“Spring starts in a week and that really is the traditional beginning of the construction season for the year,” said Oregon Rep. Peter DeFazioPeter Anthony DeFazioPipeline regulators pressed to act on gas storage leaks Bill introduced to end the draft Watchdog finds inefficiencies in US airline oversight MORE, the top ranking Democrat on the panel. 

“States have already notified the federal government that they will be delaying or postponing or canceling projects,” DeFazio continued. “I expect the number of canceled or delayed projects will only grow over the coming weeks if we don’t have a short-term bill.” 

The looming funding deadline has long been a source of consternation across Capitol Hill. Lawmakers need to come up with a way to pay for at least a temporary extension of a nearly $11 billion transportation bill that was approved last summer that is now set to expire on May 31. 

DeFazio told the panel Tuesday that it would at least a similar amount of funding would be needed to convince states to carry out projects scheduled to begin around the expiration of the measure expiring in May. 

“Yes, we have a common objective on a six-year bill, but just to get to the end of this year with current anemic levels of spending, will require ... just slightly less than $10 billion,” he said. 

State and local transportation officials have lamented the number of short-term transportation funding bills that have been approved in recent years. They told lawmakers Tuesday that another patch now would make it harder for them to plan long-range construction projects. 

“Governors need certainty at the federallevel so states can plan for and make infrastructure improvements, as well as maintain our existing systems,” North Carolina Gov. Pat McCrory (R) told the panel. “A long-term federal transportation reauthorization will provide that certainty.” 

McCrory took issue with conservatives who have supported the idea of eliminating the 18.4 cents per gallon federal gas tax to reduce the federal government’s role in transportation funding. The proposal, known as “devolution,” would transfer responsibility for infrastructure projects involving highways and bridges to states, while converting most federal transportation funding programs into block grants. 

He said states are pursuing alternative revenue streams such as increased use of public-private partnerships and taking advantage of low interest rates to issue bonds.

“But make no mistake,” the governor said, “part of the solution must be continuation of a strong, flexible and reliable federal program, which currently makes up almost 28 percent of our total transportation budget.”

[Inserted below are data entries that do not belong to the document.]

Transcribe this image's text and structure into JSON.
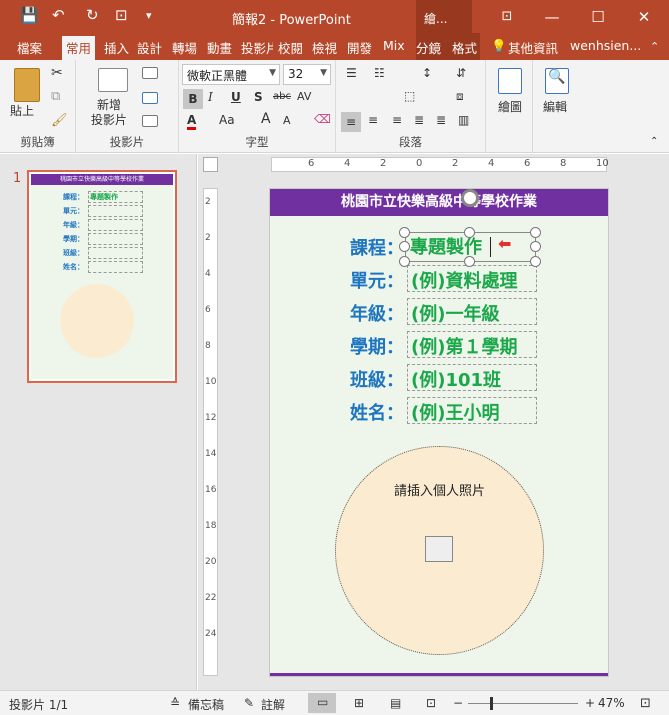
{
  "window": {
    "title": "簡報2 - PowerPoint",
    "context_tab_group": "繪...",
    "minimize": "—",
    "restore": "❐",
    "maximize": "☐",
    "close": "✕"
  },
  "quick_access": {
    "save": "💾",
    "undo": "↶",
    "redo": "↻",
    "present": "⊡",
    "more": "▾"
  },
  "tabs": [
    "檔案",
    "常用",
    "插入",
    "設計",
    "轉場",
    "動畫",
    "投影片",
    "校閱",
    "檢視",
    "開發",
    "Mix",
    "分鏡",
    "格式"
  ],
  "tell_me": "其他資訊",
  "user": "wenhsien...",
  "ribbon": {
    "clipboard": {
      "label": "剪貼簿",
      "paste": "貼上"
    },
    "slides": {
      "label": "投影片",
      "new_slide": "新增\n投影片"
    },
    "font": {
      "label": "字型",
      "font_name": "微軟正黑體",
      "font_size": "32",
      "bold": "B",
      "italic": "I",
      "underline": "U",
      "shadow": "S",
      "strike": "abc",
      "spacing": "AV",
      "case": "Aa",
      "grow": "A",
      "shrink": "A",
      "color": "A"
    },
    "paragraph": {
      "label": "段落"
    },
    "drawing": {
      "label": "繪圖"
    },
    "editing": {
      "label": "編輯"
    }
  },
  "thumbnail": {
    "number": "1",
    "title": "桃園市立快樂高級中等學校作業",
    "lines": [
      "課程：",
      "單元：",
      "年級：",
      "學期：",
      "班級：",
      "姓名："
    ],
    "course_value": "專題製作"
  },
  "ruler": {
    "h_ticks": [
      "6",
      "4",
      "2",
      "0",
      "2",
      "4",
      "6",
      "8",
      "10"
    ],
    "v_ticks": [
      "2",
      "2",
      "4",
      "6",
      "8",
      "10",
      "12",
      "14",
      "16",
      "18",
      "20",
      "22",
      "24"
    ]
  },
  "slide": {
    "header": "桃園市立快樂高級中等學校作業",
    "rows": [
      {
        "label": "課程：",
        "value": "專題製作"
      },
      {
        "label": "單元：",
        "value": "(例)資料處理"
      },
      {
        "label": "年級：",
        "value": "(例)一年級"
      },
      {
        "label": "學期：",
        "value": "(例)第１學期"
      },
      {
        "label": "班級：",
        "value": "(例)101班"
      },
      {
        "label": "姓名：",
        "value": "(例)王小明"
      }
    ],
    "photo_placeholder": "請插入個人照片"
  },
  "statusbar": {
    "slide_info": "投影片 1/1",
    "notes": "備忘稿",
    "comments": "註解",
    "zoom_out": "−",
    "zoom_in": "+",
    "zoom": "47%"
  },
  "colors": {
    "accent": "#b7472a",
    "header_purple": "#7030a0",
    "label_blue": "#1f76c0",
    "value_green": "#1aa84a"
  }
}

While a short-term deal appears increasingly likely, lawmakers are not yet giving up on a more sustainable deal.

House Transportation Committee Chairman Bill Shuster (R-Pa.) said passing long-term funding was a “priority” for Republican leaders in the House, even as the clock ticks and the May 31 deadline approaches. 

“It’s one of our committee’s top priorities and it should be a top priority for the nation,” he said. “We are actively working together with ... both sides of the aisle, working with our leadership in the House and the Senate and the Ways and Means Committee and others to figure out the funding issues.” 

Shuster added it was too early to declare a long-term measure dead, despite the fact that there are just two months left and no specific transportation funding legislation has been proposed in either chamber. 

“Because both sides of the aisle, both sides of the Capitol and both ends of Pennsylvania Avenue are talking about the need for a long-term surface transportation bill, I feel confident that we will get there,” he said.